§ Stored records

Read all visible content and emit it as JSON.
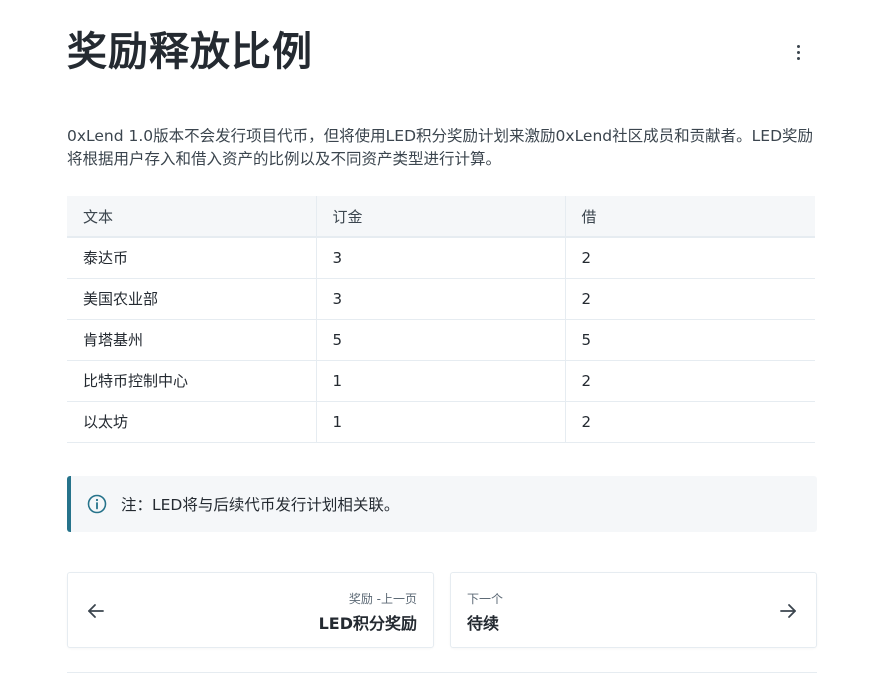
{
  "page": {
    "title": "奖励释放比例",
    "intro": "0xLend 1.0版本不会发行项目代币，但将使用LED积分奖励计划来激励0xLend社区成员和贡献者。LED奖励将根据用户存入和借入资产的比例以及不同资产类型进行计算。"
  },
  "table": {
    "headers": [
      "文本",
      "订金",
      "借"
    ],
    "rows": [
      [
        "泰达币",
        "3",
        "2"
      ],
      [
        "美国农业部",
        "3",
        "2"
      ],
      [
        "肯塔基州",
        "5",
        "5"
      ],
      [
        "比特币控制中心",
        "1",
        "2"
      ],
      [
        "以太坊",
        "1",
        "2"
      ]
    ]
  },
  "hint": {
    "icon": "info-icon",
    "text": "注：LED将与后续代币发行计划相关联。",
    "accent_color": "#26738b"
  },
  "navigation": {
    "prev": {
      "small": "奖励 -上一页",
      "label": "LED积分奖励",
      "icon": "arrow-left-icon"
    },
    "next": {
      "small": "下一个",
      "label": "待续",
      "icon": "arrow-right-icon"
    }
  },
  "menu": {
    "icon": "more-vertical-icon"
  }
}
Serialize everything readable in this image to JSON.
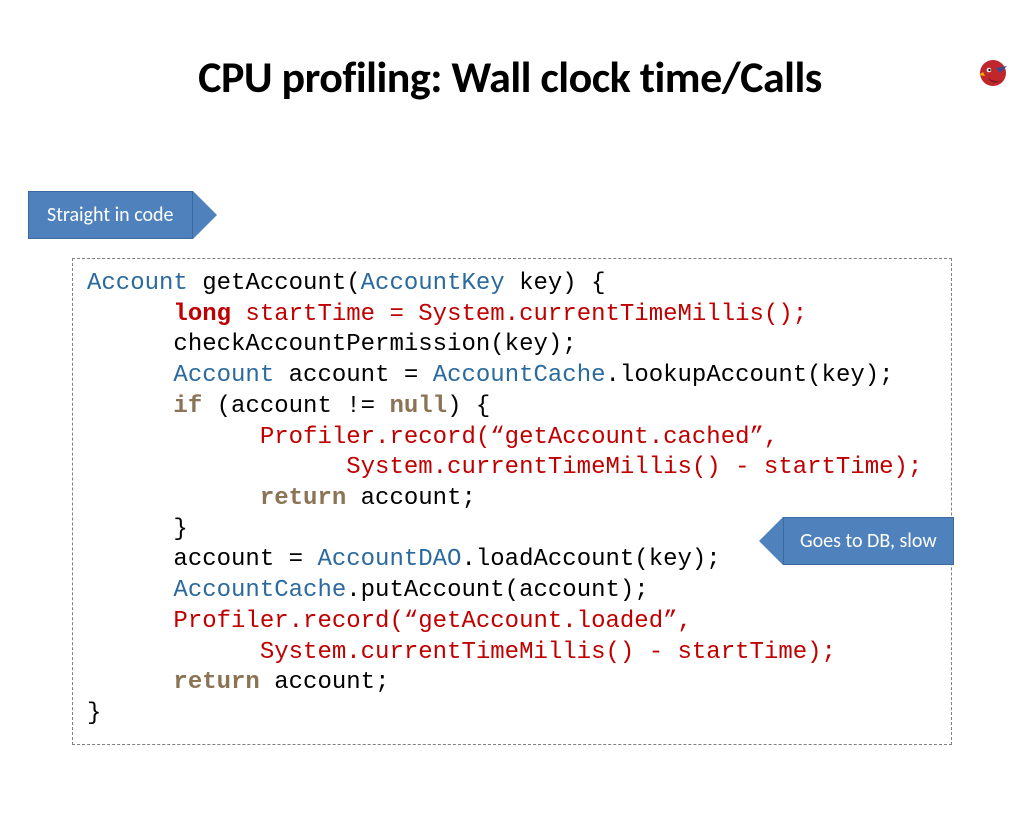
{
  "title": "CPU profiling: Wall clock time/Calls",
  "callouts": {
    "left": "Straight in code",
    "right": "Goes to DB, slow"
  },
  "code": {
    "l1a": "Account",
    "l1b": " getAccount(",
    "l1c": "AccountKey",
    "l1d": " key) {",
    "l2a": "      ",
    "l2b": "long",
    "l2c": " startTime = System.currentTimeMillis();",
    "l3": "      checkAccountPermission(key);",
    "l4a": "      ",
    "l4b": "Account",
    "l4c": " account = ",
    "l4d": "AccountCache",
    "l4e": ".lookupAccount(key);",
    "l5a": "      ",
    "l5b": "if",
    "l5c": " (account != ",
    "l5d": "null",
    "l5e": ") {",
    "l6": "            Profiler.record(“getAccount.cached”,",
    "l7": "                  System.currentTimeMillis() - startTime);",
    "l8a": "            ",
    "l8b": "return",
    "l8c": " account;",
    "l9": "      }",
    "l10a": "      account = ",
    "l10b": "AccountDAO",
    "l10c": ".loadAccount(key);",
    "l11a": "      ",
    "l11b": "AccountCache",
    "l11c": ".putAccount(account);",
    "l12": "      Profiler.record(“getAccount.loaded”,",
    "l13": "            System.currentTimeMillis() - startTime);",
    "l14a": "      ",
    "l14b": "return",
    "l14c": " account;",
    "l15": "}"
  }
}
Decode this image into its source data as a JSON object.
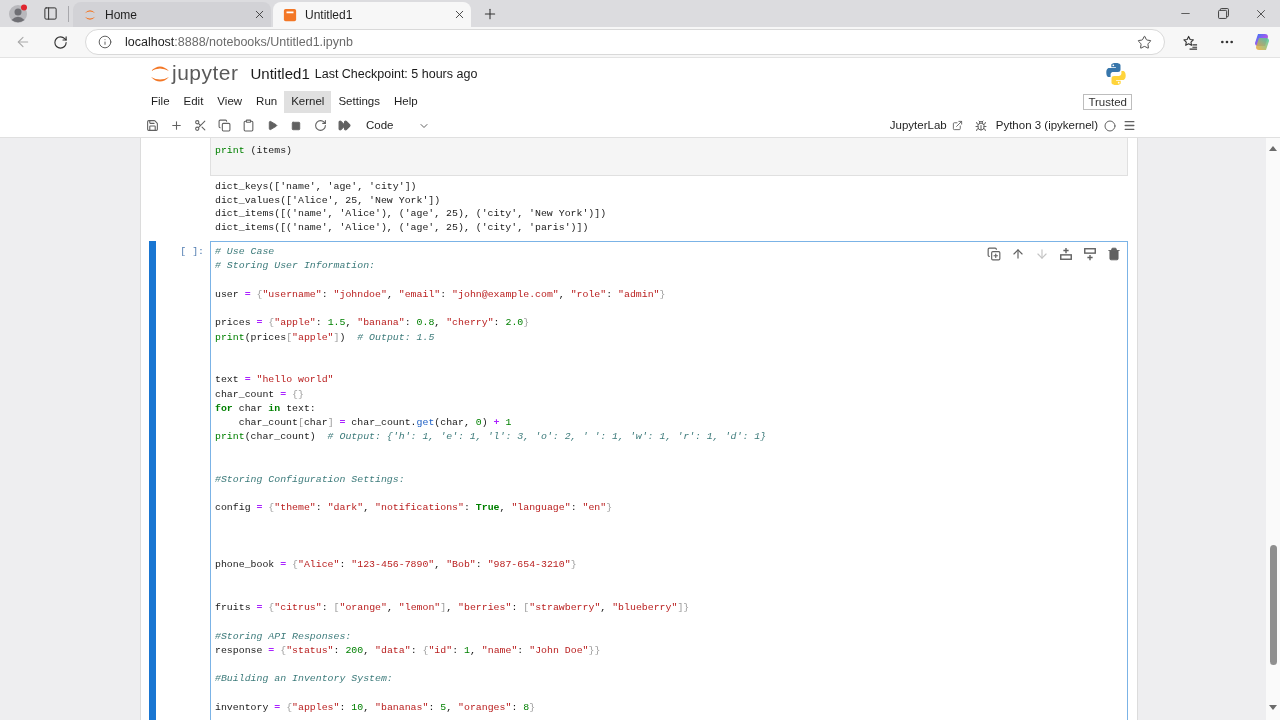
{
  "browser": {
    "tabs": [
      {
        "kind": "home",
        "title": "Home",
        "selected": false
      },
      {
        "kind": "notebook",
        "title": "Untitled1",
        "selected": true
      }
    ],
    "address": {
      "host": "localhost",
      "path": ":8888/notebooks/Untitled1.ipynb"
    }
  },
  "header": {
    "logo_text": "jupyter",
    "notebook_title": "Untitled1",
    "checkpoint": "Last Checkpoint: 5 hours ago"
  },
  "menu": [
    {
      "label": "File",
      "selected": false
    },
    {
      "label": "Edit",
      "selected": false
    },
    {
      "label": "View",
      "selected": false
    },
    {
      "label": "Run",
      "selected": false
    },
    {
      "label": "Kernel",
      "selected": true
    },
    {
      "label": "Settings",
      "selected": false
    },
    {
      "label": "Help",
      "selected": false
    }
  ],
  "trusted": "Trusted",
  "toolbar": {
    "cell_type": "Code",
    "open_in": "JupyterLab",
    "kernel": "Python 3 (ipykernel)"
  },
  "cells": [
    {
      "active": false,
      "input": [
        {
          "kind": "code",
          "tokens": [
            {
              "text": "print",
              "kind": "builtin"
            },
            {
              "text": " (items)",
              "kind": "name"
            }
          ]
        }
      ],
      "output": [
        "dict_keys(['name', 'age', 'city'])",
        "dict_values(['Alice', 25, 'New York'])",
        "dict_items([('name', 'Alice'), ('age', 25), ('city', 'New York')])",
        "dict_items([('name', 'Alice'), ('age', 25), ('city', 'paris')])"
      ]
    },
    {
      "active": true,
      "prompt": "[ ]:",
      "toolbar": [
        {
          "kind": "duplicate",
          "disabled": false
        },
        {
          "kind": "move_up",
          "disabled": false
        },
        {
          "kind": "move_down",
          "disabled": true
        },
        {
          "kind": "insert_above",
          "disabled": false
        },
        {
          "kind": "insert_below",
          "disabled": false
        },
        {
          "kind": "delete",
          "disabled": false
        }
      ],
      "input": [
        {
          "kind": "code",
          "tokens": [
            {
              "text": "# Use Case",
              "kind": "comment"
            }
          ]
        },
        {
          "kind": "code",
          "tokens": [
            {
              "text": "# Storing User Information:",
              "kind": "comment"
            }
          ]
        },
        {
          "kind": "blank"
        },
        {
          "kind": "code",
          "tokens": [
            {
              "text": "user ",
              "kind": "name"
            },
            {
              "text": "=",
              "kind": "operator"
            },
            {
              "text": " {",
              "kind": "bracket"
            },
            {
              "text": "\"username\"",
              "kind": "string"
            },
            {
              "text": ": ",
              "kind": "name"
            },
            {
              "text": "\"johndoe\"",
              "kind": "string"
            },
            {
              "text": ", ",
              "kind": "name"
            },
            {
              "text": "\"email\"",
              "kind": "string"
            },
            {
              "text": ": ",
              "kind": "name"
            },
            {
              "text": "\"john@example.com\"",
              "kind": "string"
            },
            {
              "text": ", ",
              "kind": "name"
            },
            {
              "text": "\"role\"",
              "kind": "string"
            },
            {
              "text": ": ",
              "kind": "name"
            },
            {
              "text": "\"admin\"",
              "kind": "string"
            },
            {
              "text": "}",
              "kind": "bracket"
            }
          ]
        },
        {
          "kind": "blank"
        },
        {
          "kind": "code",
          "tokens": [
            {
              "text": "prices ",
              "kind": "name"
            },
            {
              "text": "=",
              "kind": "operator"
            },
            {
              "text": " {",
              "kind": "bracket"
            },
            {
              "text": "\"apple\"",
              "kind": "string"
            },
            {
              "text": ": ",
              "kind": "name"
            },
            {
              "text": "1.5",
              "kind": "number"
            },
            {
              "text": ", ",
              "kind": "name"
            },
            {
              "text": "\"banana\"",
              "kind": "string"
            },
            {
              "text": ": ",
              "kind": "name"
            },
            {
              "text": "0.8",
              "kind": "number"
            },
            {
              "text": ", ",
              "kind": "name"
            },
            {
              "text": "\"cherry\"",
              "kind": "string"
            },
            {
              "text": ": ",
              "kind": "name"
            },
            {
              "text": "2.0",
              "kind": "number"
            },
            {
              "text": "}",
              "kind": "bracket"
            }
          ]
        },
        {
          "kind": "code",
          "tokens": [
            {
              "text": "print",
              "kind": "builtin"
            },
            {
              "text": "(prices",
              "kind": "name"
            },
            {
              "text": "[",
              "kind": "bracket"
            },
            {
              "text": "\"apple\"",
              "kind": "string"
            },
            {
              "text": "]",
              "kind": "bracket"
            },
            {
              "text": ")  ",
              "kind": "name"
            },
            {
              "text": "# Output: 1.5",
              "kind": "comment"
            }
          ]
        },
        {
          "kind": "blank"
        },
        {
          "kind": "blank"
        },
        {
          "kind": "code",
          "tokens": [
            {
              "text": "text ",
              "kind": "name"
            },
            {
              "text": "=",
              "kind": "operator"
            },
            {
              "text": " \"hello world\"",
              "kind": "string"
            }
          ]
        },
        {
          "kind": "code",
          "tokens": [
            {
              "text": "char_count ",
              "kind": "name"
            },
            {
              "text": "=",
              "kind": "operator"
            },
            {
              "text": " {}",
              "kind": "bracket"
            }
          ]
        },
        {
          "kind": "code",
          "tokens": [
            {
              "text": "for",
              "kind": "keyword"
            },
            {
              "text": " char ",
              "kind": "name"
            },
            {
              "text": "in",
              "kind": "keyword"
            },
            {
              "text": " text:",
              "kind": "name"
            }
          ]
        },
        {
          "kind": "code",
          "tokens": [
            {
              "text": "    char_count",
              "kind": "name"
            },
            {
              "text": "[",
              "kind": "bracket"
            },
            {
              "text": "char",
              "kind": "name"
            },
            {
              "text": "] ",
              "kind": "bracket"
            },
            {
              "text": "=",
              "kind": "operator"
            },
            {
              "text": " char_count.",
              "kind": "name"
            },
            {
              "text": "get",
              "kind": "method"
            },
            {
              "text": "(char, ",
              "kind": "name"
            },
            {
              "text": "0",
              "kind": "number"
            },
            {
              "text": ") ",
              "kind": "name"
            },
            {
              "text": "+",
              "kind": "operator"
            },
            {
              "text": " 1",
              "kind": "number"
            }
          ]
        },
        {
          "kind": "code",
          "tokens": [
            {
              "text": "print",
              "kind": "builtin"
            },
            {
              "text": "(char_count)  ",
              "kind": "name"
            },
            {
              "text": "# Output: {'h': 1, 'e': 1, 'l': 3, 'o': 2, ' ': 1, 'w': 1, 'r': 1, 'd': 1}",
              "kind": "comment"
            }
          ]
        },
        {
          "kind": "blank"
        },
        {
          "kind": "blank"
        },
        {
          "kind": "code",
          "tokens": [
            {
              "text": "#Storing Configuration Settings:",
              "kind": "comment"
            }
          ]
        },
        {
          "kind": "blank"
        },
        {
          "kind": "code",
          "tokens": [
            {
              "text": "config ",
              "kind": "name"
            },
            {
              "text": "=",
              "kind": "operator"
            },
            {
              "text": " {",
              "kind": "bracket"
            },
            {
              "text": "\"theme\"",
              "kind": "string"
            },
            {
              "text": ": ",
              "kind": "name"
            },
            {
              "text": "\"dark\"",
              "kind": "string"
            },
            {
              "text": ", ",
              "kind": "name"
            },
            {
              "text": "\"notifications\"",
              "kind": "string"
            },
            {
              "text": ": ",
              "kind": "name"
            },
            {
              "text": "True",
              "kind": "keyword"
            },
            {
              "text": ", ",
              "kind": "name"
            },
            {
              "text": "\"language\"",
              "kind": "string"
            },
            {
              "text": ": ",
              "kind": "name"
            },
            {
              "text": "\"en\"",
              "kind": "string"
            },
            {
              "text": "}",
              "kind": "bracket"
            }
          ]
        },
        {
          "kind": "blank"
        },
        {
          "kind": "blank"
        },
        {
          "kind": "blank"
        },
        {
          "kind": "code",
          "tokens": [
            {
              "text": "phone_book ",
              "kind": "name"
            },
            {
              "text": "=",
              "kind": "operator"
            },
            {
              "text": " {",
              "kind": "bracket"
            },
            {
              "text": "\"Alice\"",
              "kind": "string"
            },
            {
              "text": ": ",
              "kind": "name"
            },
            {
              "text": "\"123-456-7890\"",
              "kind": "string"
            },
            {
              "text": ", ",
              "kind": "name"
            },
            {
              "text": "\"Bob\"",
              "kind": "string"
            },
            {
              "text": ": ",
              "kind": "name"
            },
            {
              "text": "\"987-654-3210\"",
              "kind": "string"
            },
            {
              "text": "}",
              "kind": "bracket"
            }
          ]
        },
        {
          "kind": "blank"
        },
        {
          "kind": "blank"
        },
        {
          "kind": "code",
          "tokens": [
            {
              "text": "fruits ",
              "kind": "name"
            },
            {
              "text": "=",
              "kind": "operator"
            },
            {
              "text": " {",
              "kind": "bracket"
            },
            {
              "text": "\"citrus\"",
              "kind": "string"
            },
            {
              "text": ": ",
              "kind": "name"
            },
            {
              "text": "[",
              "kind": "bracket"
            },
            {
              "text": "\"orange\"",
              "kind": "string"
            },
            {
              "text": ", ",
              "kind": "name"
            },
            {
              "text": "\"lemon\"",
              "kind": "string"
            },
            {
              "text": "]",
              "kind": "bracket"
            },
            {
              "text": ", ",
              "kind": "name"
            },
            {
              "text": "\"berries\"",
              "kind": "string"
            },
            {
              "text": ": ",
              "kind": "name"
            },
            {
              "text": "[",
              "kind": "bracket"
            },
            {
              "text": "\"strawberry\"",
              "kind": "string"
            },
            {
              "text": ", ",
              "kind": "name"
            },
            {
              "text": "\"blueberry\"",
              "kind": "string"
            },
            {
              "text": "]}",
              "kind": "bracket"
            }
          ]
        },
        {
          "kind": "blank"
        },
        {
          "kind": "code",
          "tokens": [
            {
              "text": "#Storing API Responses:",
              "kind": "comment"
            }
          ]
        },
        {
          "kind": "code",
          "tokens": [
            {
              "text": "response ",
              "kind": "name"
            },
            {
              "text": "=",
              "kind": "operator"
            },
            {
              "text": " {",
              "kind": "bracket"
            },
            {
              "text": "\"status\"",
              "kind": "string"
            },
            {
              "text": ": ",
              "kind": "name"
            },
            {
              "text": "200",
              "kind": "number"
            },
            {
              "text": ", ",
              "kind": "name"
            },
            {
              "text": "\"data\"",
              "kind": "string"
            },
            {
              "text": ": ",
              "kind": "name"
            },
            {
              "text": "{",
              "kind": "bracket"
            },
            {
              "text": "\"id\"",
              "kind": "string"
            },
            {
              "text": ": ",
              "kind": "name"
            },
            {
              "text": "1",
              "kind": "number"
            },
            {
              "text": ", ",
              "kind": "name"
            },
            {
              "text": "\"name\"",
              "kind": "string"
            },
            {
              "text": ": ",
              "kind": "name"
            },
            {
              "text": "\"John Doe\"",
              "kind": "string"
            },
            {
              "text": "}}",
              "kind": "bracket"
            }
          ]
        },
        {
          "kind": "blank"
        },
        {
          "kind": "code",
          "tokens": [
            {
              "text": "#Building an Inventory System:",
              "kind": "comment"
            }
          ]
        },
        {
          "kind": "blank"
        },
        {
          "kind": "code",
          "tokens": [
            {
              "text": "inventory ",
              "kind": "name"
            },
            {
              "text": "=",
              "kind": "operator"
            },
            {
              "text": " {",
              "kind": "bracket"
            },
            {
              "text": "\"apples\"",
              "kind": "string"
            },
            {
              "text": ": ",
              "kind": "name"
            },
            {
              "text": "10",
              "kind": "number"
            },
            {
              "text": ", ",
              "kind": "name"
            },
            {
              "text": "\"bananas\"",
              "kind": "string"
            },
            {
              "text": ": ",
              "kind": "name"
            },
            {
              "text": "5",
              "kind": "number"
            },
            {
              "text": ", ",
              "kind": "name"
            },
            {
              "text": "\"oranges\"",
              "kind": "string"
            },
            {
              "text": ": ",
              "kind": "name"
            },
            {
              "text": "8",
              "kind": "number"
            },
            {
              "text": "}",
              "kind": "bracket"
            }
          ]
        }
      ]
    }
  ]
}
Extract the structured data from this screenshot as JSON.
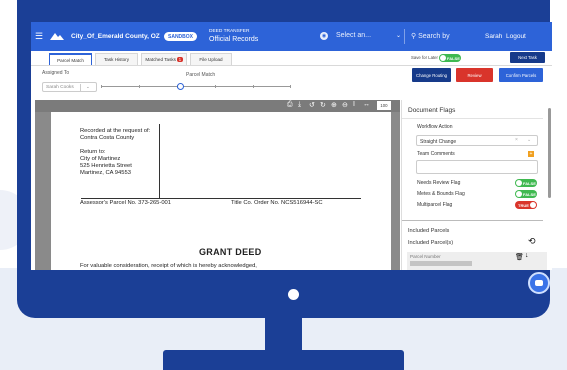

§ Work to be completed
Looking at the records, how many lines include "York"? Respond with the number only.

§ Output
2